• hematopoietic stem cell transplantation;
  • pneumonia;
  • fungal infection;
  • mesenchymal stromal cells
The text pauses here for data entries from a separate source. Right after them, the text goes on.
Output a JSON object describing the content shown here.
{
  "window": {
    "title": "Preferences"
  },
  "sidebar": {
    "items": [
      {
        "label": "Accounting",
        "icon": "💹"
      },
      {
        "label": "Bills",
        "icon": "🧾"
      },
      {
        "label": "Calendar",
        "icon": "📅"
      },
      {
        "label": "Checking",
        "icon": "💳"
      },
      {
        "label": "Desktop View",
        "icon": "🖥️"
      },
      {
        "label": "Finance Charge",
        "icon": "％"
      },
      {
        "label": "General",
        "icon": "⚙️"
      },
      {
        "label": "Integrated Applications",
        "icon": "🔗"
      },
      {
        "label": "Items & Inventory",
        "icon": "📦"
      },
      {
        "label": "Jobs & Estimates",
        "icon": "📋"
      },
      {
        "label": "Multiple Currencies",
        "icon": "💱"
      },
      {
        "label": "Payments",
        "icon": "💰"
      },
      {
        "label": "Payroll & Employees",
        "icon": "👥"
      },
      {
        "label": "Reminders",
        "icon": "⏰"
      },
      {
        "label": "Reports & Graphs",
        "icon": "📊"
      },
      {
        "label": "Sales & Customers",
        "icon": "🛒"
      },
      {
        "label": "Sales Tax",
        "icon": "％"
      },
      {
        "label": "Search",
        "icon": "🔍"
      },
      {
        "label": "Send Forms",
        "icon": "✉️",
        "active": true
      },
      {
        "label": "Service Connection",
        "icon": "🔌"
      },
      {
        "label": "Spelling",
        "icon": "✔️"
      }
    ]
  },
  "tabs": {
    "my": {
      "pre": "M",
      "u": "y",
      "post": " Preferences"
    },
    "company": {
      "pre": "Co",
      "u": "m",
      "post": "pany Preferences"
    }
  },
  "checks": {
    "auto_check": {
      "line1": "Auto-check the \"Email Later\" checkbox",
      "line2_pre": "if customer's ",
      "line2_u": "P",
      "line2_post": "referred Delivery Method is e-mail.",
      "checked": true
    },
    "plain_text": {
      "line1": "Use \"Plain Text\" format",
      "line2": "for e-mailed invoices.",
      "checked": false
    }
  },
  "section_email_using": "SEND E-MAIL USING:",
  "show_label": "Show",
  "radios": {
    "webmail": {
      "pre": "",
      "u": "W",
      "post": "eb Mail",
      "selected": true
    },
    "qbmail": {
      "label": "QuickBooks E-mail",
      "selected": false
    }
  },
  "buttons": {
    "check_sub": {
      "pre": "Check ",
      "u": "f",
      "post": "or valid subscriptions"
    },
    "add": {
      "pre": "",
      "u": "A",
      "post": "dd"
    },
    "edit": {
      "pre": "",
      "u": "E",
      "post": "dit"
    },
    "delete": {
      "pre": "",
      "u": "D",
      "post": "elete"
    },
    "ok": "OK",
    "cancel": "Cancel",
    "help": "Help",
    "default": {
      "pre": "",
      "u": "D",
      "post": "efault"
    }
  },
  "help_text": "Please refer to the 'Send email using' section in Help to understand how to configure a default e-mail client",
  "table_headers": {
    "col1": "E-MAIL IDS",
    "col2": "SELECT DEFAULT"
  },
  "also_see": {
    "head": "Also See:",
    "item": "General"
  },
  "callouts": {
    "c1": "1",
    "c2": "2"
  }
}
We performed a retrospective cohort study to find out whether the use of reduced-intensity conditioning (RIC) might reduce the risk of early death from pneumonia. Pneumonia-associated deaths were evaluated in 691 hematopoietic stem cell transplantation (HSCT) patients. The majority had a hematological malignancy (n = 504) and an HLA-matched donor (n = 584). RIC was given to 336 patients and myeloablative conditioning (MAC) to 355. Data concerning radiology, culture and autopsy results were evaluated together with risk factors for death related to pneumonia within or after 100 d after HSCT (early and overall pneumonia). In 60 patients, pneumonia contributed to death (early n = 17). The cumulative incidence of early pneumonia-related death was 2.8% and 2.1% in MAC and RIC patients, respectively. The cumulative incidence of overall pneumonia-related death was 8.2% and 10.5%, respectively. In 40 patients, (67%) an etiology could be established, with 19 patients having proven or probable mold infection. In the multivariate analyses, acute graft-versus-host disease (GVHD) grades II–IV, cytomegalovirus (CMV) infection and having received mesenchymal stromal cells (MSCs) were factors associated with overall pneumonia-related death. Bacteremia and a previous HSCT were associated with early pneumonia-related death. RIC did not reduce the incidence of early death associated with pneumonia. Acute GVHD II–IV, CMV infection and MSC treatment were factors associated with pneumonia-related death. Mold infection was the most common contributor to pneumonia-related death in HSCT patients.